The Plantation Conversion Demonstration at the Crossett Experimental Forest--Implications For Converting Stands From Even-Aged to Uneven-Aged StructureThis article is part of a larger document. View the larger document here.
In the absence of replicated studies, we used a case study demonstration to illustrate converting a 26-year-old even-aged loblolly pine (Pinus taeda L.) plantation to uneven-aged structure. Unreplicated treatments included maintaining even-aged structure through low thinning (thinning from below) to a residual basal area of 80 square feet per acre, and two methods of converting to uneven-aged structure-one using the volume control guiding diameter limit method, and the other using the BDq method of structural regulation. Over 12 years, all three treatments had a periodic annual increment of over 90 square feet per acre in both total merchantable and sawtimber cubic volume; all three treatments also maintained annual sawtimber volume growth rates of 90-100 square feet per acre, 450-600 board feet per acre Doyle rule, and 600-750 board feet per acre International ¼-inch rule. In all volume increment measurements, the even-aged treatment exceeded the volume control method, which exceeded the BDq method. Conversely, the BDq method was the only treatment in which adequate pine regeneration was established and making acceptable development; regeneration development in the volume control treatment was marginal, and it was unacceptable in the even-aged treatment. After 12 years, residual basal area levels exceeded 60, 75, and 100 square feet per acre in the BDq, volume control, and even-aged treatments, respectively.

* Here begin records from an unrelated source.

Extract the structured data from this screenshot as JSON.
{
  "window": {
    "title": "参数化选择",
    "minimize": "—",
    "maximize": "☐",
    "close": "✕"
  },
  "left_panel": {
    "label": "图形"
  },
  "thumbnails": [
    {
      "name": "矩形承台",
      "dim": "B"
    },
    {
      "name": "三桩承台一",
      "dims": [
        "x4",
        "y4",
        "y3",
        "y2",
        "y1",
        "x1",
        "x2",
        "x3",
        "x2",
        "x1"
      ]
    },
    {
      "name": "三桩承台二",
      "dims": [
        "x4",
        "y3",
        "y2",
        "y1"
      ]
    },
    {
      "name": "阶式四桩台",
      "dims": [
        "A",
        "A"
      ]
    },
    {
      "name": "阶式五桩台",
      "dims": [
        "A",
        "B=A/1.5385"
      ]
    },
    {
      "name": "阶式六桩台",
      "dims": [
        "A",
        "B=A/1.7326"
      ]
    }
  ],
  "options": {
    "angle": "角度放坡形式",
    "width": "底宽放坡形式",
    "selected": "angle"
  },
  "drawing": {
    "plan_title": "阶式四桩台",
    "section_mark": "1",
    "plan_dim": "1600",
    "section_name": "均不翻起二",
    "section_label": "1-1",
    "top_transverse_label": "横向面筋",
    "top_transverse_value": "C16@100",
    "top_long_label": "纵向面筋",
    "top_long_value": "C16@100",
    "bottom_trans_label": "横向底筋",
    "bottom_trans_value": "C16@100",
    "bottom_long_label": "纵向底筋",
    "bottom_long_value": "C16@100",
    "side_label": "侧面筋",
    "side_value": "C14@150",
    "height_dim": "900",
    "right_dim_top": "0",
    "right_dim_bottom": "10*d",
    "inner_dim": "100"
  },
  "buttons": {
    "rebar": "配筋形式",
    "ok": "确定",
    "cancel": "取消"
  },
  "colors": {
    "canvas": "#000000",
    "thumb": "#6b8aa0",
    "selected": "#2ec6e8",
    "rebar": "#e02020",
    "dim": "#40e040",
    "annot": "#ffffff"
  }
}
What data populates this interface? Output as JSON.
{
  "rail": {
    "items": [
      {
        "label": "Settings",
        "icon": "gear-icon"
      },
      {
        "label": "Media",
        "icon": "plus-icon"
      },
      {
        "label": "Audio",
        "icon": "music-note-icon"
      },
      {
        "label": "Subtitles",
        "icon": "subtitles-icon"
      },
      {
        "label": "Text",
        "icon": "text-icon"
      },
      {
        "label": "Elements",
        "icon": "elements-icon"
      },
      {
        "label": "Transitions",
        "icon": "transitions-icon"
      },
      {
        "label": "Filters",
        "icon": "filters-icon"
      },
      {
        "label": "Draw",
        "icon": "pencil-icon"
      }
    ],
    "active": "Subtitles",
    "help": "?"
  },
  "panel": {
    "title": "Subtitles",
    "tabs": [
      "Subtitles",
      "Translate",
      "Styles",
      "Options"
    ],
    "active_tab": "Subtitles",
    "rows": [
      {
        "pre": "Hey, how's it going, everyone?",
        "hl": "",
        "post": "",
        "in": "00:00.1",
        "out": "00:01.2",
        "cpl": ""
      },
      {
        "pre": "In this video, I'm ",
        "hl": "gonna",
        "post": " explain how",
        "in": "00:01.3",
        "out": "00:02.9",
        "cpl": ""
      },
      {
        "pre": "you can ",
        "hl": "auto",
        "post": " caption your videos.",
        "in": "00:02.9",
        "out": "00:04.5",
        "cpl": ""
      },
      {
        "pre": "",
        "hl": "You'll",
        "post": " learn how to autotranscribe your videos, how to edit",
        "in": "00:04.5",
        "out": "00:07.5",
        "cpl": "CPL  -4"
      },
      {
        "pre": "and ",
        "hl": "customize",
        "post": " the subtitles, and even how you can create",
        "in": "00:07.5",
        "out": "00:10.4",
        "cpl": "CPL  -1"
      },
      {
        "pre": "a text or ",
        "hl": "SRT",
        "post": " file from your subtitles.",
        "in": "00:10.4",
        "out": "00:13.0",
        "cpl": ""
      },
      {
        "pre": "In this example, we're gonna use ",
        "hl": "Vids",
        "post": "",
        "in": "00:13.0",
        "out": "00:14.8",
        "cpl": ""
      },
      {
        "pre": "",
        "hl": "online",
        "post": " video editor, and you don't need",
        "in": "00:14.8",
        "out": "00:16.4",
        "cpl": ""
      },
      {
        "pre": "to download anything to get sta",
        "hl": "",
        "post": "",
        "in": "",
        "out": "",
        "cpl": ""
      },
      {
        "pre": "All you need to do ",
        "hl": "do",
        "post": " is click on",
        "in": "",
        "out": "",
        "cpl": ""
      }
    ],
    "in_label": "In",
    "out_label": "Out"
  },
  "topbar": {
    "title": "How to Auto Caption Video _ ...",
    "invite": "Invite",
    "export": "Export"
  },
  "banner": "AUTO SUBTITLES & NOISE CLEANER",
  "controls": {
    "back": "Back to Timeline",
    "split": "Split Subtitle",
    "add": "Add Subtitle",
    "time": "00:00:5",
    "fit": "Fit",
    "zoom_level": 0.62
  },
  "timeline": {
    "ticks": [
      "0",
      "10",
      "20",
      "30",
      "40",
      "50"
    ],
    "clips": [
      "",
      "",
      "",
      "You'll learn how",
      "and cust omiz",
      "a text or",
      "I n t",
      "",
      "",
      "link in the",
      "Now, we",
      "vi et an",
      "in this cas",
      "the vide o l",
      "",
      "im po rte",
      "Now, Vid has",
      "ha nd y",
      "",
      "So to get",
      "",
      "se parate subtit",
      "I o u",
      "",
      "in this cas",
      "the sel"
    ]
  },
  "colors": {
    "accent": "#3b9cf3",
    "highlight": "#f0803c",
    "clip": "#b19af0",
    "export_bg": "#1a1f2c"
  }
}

To increase the reliable development of regeneration in these treatments, lower residual basal areas should be considered.